On Monday, March 26th, the ArtsQuest Center at SteelStacks hosted an advance screening of “The Chinese Exclusion Act,” a film by Ric Burns and Li-Shin Yu, as well as a talk-back with a panel of history professors. The panel included Dr. John K. Smith from Lehigh University, Dr. Beth Lew-Williams from Princeton University, and Dr. Mary Lui, from Yale University, and was moderated by Moravian College faculty member Dr. Joel Nathan Rosen.

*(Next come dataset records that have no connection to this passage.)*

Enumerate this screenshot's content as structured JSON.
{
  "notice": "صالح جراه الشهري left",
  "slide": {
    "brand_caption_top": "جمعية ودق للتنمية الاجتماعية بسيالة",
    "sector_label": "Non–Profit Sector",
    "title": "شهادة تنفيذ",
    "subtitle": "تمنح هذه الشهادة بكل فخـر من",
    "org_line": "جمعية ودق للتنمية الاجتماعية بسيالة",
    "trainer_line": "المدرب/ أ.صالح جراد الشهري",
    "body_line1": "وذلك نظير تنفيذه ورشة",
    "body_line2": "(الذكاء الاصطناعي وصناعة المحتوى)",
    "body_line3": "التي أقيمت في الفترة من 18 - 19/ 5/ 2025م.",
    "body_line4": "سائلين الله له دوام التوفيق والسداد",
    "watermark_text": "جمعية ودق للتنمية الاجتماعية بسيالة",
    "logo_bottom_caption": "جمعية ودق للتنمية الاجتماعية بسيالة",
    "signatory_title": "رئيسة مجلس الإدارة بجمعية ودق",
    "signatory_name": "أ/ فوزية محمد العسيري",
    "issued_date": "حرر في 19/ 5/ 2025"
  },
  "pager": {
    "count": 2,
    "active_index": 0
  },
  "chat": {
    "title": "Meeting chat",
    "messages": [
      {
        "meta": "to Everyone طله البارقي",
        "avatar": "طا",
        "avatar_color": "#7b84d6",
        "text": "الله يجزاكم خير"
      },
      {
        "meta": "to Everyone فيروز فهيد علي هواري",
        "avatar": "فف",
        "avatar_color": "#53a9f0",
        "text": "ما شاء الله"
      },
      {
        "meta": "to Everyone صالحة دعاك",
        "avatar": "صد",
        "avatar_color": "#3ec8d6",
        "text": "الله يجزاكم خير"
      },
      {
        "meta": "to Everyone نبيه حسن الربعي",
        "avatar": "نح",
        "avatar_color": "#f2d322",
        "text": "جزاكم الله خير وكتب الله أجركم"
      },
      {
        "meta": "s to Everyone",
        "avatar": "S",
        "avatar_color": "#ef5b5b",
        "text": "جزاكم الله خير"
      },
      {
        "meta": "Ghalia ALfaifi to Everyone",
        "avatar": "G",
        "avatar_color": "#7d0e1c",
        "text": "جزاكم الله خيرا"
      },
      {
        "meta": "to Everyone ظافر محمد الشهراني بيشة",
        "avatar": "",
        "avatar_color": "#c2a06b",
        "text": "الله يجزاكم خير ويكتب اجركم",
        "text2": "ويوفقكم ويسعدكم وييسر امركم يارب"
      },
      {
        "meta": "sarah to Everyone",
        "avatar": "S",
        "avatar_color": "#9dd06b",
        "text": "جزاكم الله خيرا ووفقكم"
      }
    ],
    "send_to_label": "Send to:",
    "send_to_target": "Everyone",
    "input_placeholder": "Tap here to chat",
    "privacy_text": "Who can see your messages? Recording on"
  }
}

The film focuses on the stories of Chinese immigrants and Chinese-Americans during a 60+ year period of American history governed by the “Chinese Exclusion Act,” a piece of legislation which barred a group of individuals based on their race and nationality. In addition to exploring the historical origins and evolution of the Chinese Exclusion Act, the film drew connections to ongoing legislation in the contemporary moment, the power of community action, the differing natures of work and their impact on immigration and stereotypes, and the evolution of US immigration law and American identity. The talk-back included discussion of the power of storytelling, how these stories resonate with current immigration legislation and the plight of DACA recipients in the Lehigh Valley today, pervasive stereotypes and cyclical oppression, and generational memory.The event was co-sponsored by three local colleges (Lehigh University, Moravian College, and Muhlenberg College) with students from all three institutions in attendance. Approximately 150 community members attended to learn about the history and relevance of the Chinese Exclusion Act and the central role that storytelling plays in the immigrant experience.
This event contributes to the larger community focus on immigration and diversity in the Lehigh Valley, anticipating next year’s exhibition “Destination Northampton County” at the Sigal Museum in Easton, also co-sponsored by the LVEHC. “Destination Northampton County” will explore the lives and stories of local immigrant and minority communities in the Lehigh Valley. For more information on “Destination Northampton County,” follow the Sigal Museum for updates; for more information on the Chinese Exclusion Act, view the film’s website for screening times and additional information.